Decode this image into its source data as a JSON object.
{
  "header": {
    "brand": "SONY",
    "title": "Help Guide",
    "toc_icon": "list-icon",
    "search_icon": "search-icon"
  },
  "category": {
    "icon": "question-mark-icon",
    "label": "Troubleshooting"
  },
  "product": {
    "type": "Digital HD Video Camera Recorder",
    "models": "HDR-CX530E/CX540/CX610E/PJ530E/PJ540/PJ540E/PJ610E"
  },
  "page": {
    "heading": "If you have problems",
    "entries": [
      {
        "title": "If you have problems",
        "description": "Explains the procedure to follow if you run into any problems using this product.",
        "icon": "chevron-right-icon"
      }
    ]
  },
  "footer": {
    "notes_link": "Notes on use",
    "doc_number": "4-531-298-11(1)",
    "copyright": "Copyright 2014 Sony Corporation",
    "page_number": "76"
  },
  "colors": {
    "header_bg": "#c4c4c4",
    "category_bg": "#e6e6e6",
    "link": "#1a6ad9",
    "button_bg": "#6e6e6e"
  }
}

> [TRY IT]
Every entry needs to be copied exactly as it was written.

> [RESULT]
Decode this image into its source data as a JSON object.
{
  "header": {
    "brand": "SONY",
    "title": "Help Guide",
    "toc_icon": "list-icon",
    "search_icon": "search-icon"
  },
  "category": {
    "icon": "question-mark-icon",
    "label": "Troubleshooting"
  },
  "product": {
    "type": "Digital HD Video Camera Recorder",
    "models": "HDR-CX530E/CX540/CX610E/PJ530E/PJ540/PJ540E/PJ610E"
  },
  "page": {
    "heading": "If you have problems",
    "entries": [
      {
        "title": "If you have problems",
        "description": "Explains the procedure to follow if you run into any problems using this product.",
        "icon": "chevron-right-icon"
      }
    ]
  },
  "footer": {
    "notes_link": "Notes on use",
    "doc_number": "4-531-298-11(1)",
    "copyright": "Copyright 2014 Sony Corporation",
    "page_number": "76"
  },
  "colors": {
    "header_bg": "#c4c4c4",
    "category_bg": "#e6e6e6",
    "link": "#1a6ad9",
    "button_bg": "#6e6e6e"
  }
}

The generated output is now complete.